Jon Jay has been solid with the bat for the majority of his career, but there is a pretty significant drop-off in value when looking at his defense, particularly his arm. Peter Bourjos utilizes top-class speed and efficient routes to be one of the league's best defensive center fielders, but he leaves much to be desired with a bat in his hands. With only one player allowed to play center at any given moment and the fact that the fusing of two players' skill sets into one has not yet been perfected by science, tactical decisions must be made when it comes to playing time.

Well, so far in 2014, Jay has received 71 starts in center, Bourjos has received 54, and Randal Grichuk has received three. Jay, currently carrying a hot bat/butt/body, has received the bulk of the starts of late, but Bourjos hasn't been forgotten about because he has entered in the seventh inning or later (mainly as a defensive substitute) in nine games this month. According to Baseball-Reference, Bourjos has finished 35 games this season (after entering as a defensive replacement, pinch runner, or pinch hitter), and in 13 of these, he did not receive a single plate appearance.
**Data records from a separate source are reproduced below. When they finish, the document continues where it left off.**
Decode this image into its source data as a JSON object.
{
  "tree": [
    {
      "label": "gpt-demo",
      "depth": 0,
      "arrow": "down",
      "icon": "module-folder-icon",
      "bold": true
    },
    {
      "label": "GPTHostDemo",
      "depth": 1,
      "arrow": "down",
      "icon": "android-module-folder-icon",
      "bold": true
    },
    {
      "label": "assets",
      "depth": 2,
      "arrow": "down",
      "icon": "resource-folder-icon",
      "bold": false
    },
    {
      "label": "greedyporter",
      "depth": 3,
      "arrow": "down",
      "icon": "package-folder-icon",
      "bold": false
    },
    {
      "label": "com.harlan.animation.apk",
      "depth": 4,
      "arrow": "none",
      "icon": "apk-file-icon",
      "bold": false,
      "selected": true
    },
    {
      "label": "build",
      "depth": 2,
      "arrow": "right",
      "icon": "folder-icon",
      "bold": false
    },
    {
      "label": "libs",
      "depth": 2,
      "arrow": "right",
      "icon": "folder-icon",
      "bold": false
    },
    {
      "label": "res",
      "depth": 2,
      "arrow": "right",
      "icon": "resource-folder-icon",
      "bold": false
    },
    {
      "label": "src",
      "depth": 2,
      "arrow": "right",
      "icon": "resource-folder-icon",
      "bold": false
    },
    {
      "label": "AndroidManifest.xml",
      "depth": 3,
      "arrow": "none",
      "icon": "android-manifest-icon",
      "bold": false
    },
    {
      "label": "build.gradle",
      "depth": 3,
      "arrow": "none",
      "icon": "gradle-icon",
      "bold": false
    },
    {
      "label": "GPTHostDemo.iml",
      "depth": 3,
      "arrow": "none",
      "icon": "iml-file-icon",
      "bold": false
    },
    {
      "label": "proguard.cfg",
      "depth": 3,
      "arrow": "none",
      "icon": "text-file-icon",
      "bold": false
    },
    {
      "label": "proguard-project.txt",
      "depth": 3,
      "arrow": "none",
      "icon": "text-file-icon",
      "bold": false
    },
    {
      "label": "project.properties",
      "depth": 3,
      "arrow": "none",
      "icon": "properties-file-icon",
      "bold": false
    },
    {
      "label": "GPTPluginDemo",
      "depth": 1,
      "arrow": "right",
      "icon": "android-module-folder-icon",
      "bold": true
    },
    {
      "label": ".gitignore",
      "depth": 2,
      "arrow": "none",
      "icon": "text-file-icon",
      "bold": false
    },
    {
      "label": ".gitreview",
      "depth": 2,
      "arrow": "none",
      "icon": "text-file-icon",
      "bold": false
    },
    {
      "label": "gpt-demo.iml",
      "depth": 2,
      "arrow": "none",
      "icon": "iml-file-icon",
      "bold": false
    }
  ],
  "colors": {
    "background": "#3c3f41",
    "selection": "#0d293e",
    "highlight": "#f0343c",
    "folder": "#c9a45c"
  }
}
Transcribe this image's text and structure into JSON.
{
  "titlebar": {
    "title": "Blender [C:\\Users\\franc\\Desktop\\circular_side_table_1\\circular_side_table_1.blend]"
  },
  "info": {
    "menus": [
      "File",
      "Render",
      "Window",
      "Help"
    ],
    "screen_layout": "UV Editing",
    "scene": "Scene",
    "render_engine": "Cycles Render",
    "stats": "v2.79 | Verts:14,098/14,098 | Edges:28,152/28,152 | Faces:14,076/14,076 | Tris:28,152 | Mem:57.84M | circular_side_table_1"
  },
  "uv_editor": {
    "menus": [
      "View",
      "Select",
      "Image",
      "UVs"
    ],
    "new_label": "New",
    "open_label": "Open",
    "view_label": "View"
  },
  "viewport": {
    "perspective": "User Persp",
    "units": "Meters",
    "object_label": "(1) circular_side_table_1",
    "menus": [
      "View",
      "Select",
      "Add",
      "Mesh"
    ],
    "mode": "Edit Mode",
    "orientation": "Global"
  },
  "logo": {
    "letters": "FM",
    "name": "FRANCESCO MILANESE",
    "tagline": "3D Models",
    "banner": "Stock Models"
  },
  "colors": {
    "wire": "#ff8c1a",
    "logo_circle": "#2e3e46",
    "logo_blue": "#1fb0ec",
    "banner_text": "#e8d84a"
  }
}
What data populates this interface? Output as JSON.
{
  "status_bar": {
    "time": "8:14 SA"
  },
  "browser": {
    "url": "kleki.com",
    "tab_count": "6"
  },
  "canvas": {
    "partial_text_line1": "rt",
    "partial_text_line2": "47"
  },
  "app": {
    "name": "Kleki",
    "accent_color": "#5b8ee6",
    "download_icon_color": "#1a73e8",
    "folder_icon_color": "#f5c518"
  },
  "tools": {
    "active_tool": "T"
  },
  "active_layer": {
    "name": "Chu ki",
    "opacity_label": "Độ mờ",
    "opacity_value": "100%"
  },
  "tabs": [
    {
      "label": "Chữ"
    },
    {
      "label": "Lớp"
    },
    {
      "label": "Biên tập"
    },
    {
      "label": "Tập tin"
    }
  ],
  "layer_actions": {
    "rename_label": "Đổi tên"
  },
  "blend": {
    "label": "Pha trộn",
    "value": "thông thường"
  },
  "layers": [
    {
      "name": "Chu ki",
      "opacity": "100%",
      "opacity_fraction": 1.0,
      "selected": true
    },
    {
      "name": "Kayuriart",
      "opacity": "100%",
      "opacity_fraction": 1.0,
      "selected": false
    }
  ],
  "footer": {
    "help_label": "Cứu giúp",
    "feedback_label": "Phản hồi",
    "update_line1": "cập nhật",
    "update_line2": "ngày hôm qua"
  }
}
At the plate, Bourjos is slashing .228/.292/.358 with a .289 wOBA and an 83 wRC+ (4.6 batting runs below average), and yet, he he has managed to be worth a more-than-respectable 1.4 fWAR. Why? The value attached to both his defense and his baserunning. According to Fangraphs, Bourjos has produced 2.2 baserunning runs above average and 8.3 defensive runs above average in 2014. Instead of burying Bourjos at the end of the bench for nine innings at a time, Matheny has utilized him in pinch running and defensive substitution situations—putting him in the best situations to maximize his value, especially given his inconsistent at bats.

Obviously, the value at the position comes from the players actually performing when given playing time, but at the same time, it cannot be ignored that Matheny has done a solid job at playing to his center fielders' respective strengths and has subsequently put them in positions to provide value to the club. Would center field's fWAR be higher if one or the other received 90-100% of the playing time? Maybe, but this is something we will never know for sure. In a season where the Cardinals have received less-than-stellar production from multiple positions—specifically right field (-1.8, 30th in MLB) and second base (0.6 fWAR, 20th in MLB)—we really shouldn't be complaining about a top ten position in terms of fWAR.

Finally, there are two things I'm fairly certain about...

Jay will consistently provide this:

While Bourjos will consistently do this:


Completing a thought from the opening paragraph: If Matheny had turned to Randy Choate with Davis at the dish last night, would Clint Hurdle have countered with a right-handed bat (Jordy Mercer or Chris Stewart) off the bench? According to the latest from Jenifer Langosch, this appears to be Matheny's thinking:

"I trust Seth to get an out right there moreso than have Randy out there with a right-hander come in to face him. Any time we bring Randy in, we have to be, in my opinion, in a game-changing situation and extremely confident that that lefty is going to stay in there. And I've watched Clint too many times. I know exactly what he's going to do in those situations."

Davis has a career .204 ISO against right-handed pitchers and absolutely mauls right-handed sinkers (.243 ISO).—Maness’ signature pitch. Sure enough, Davis cranked the game-winning three-run homer on a hanging changeup of all pitches Maness decides to throw in that situation. Thus, Matheny can say what he wants about not wanting the Choate vs. RHB matchup (and that's actually understandable), but the matchup he stuck with was doomed from the start.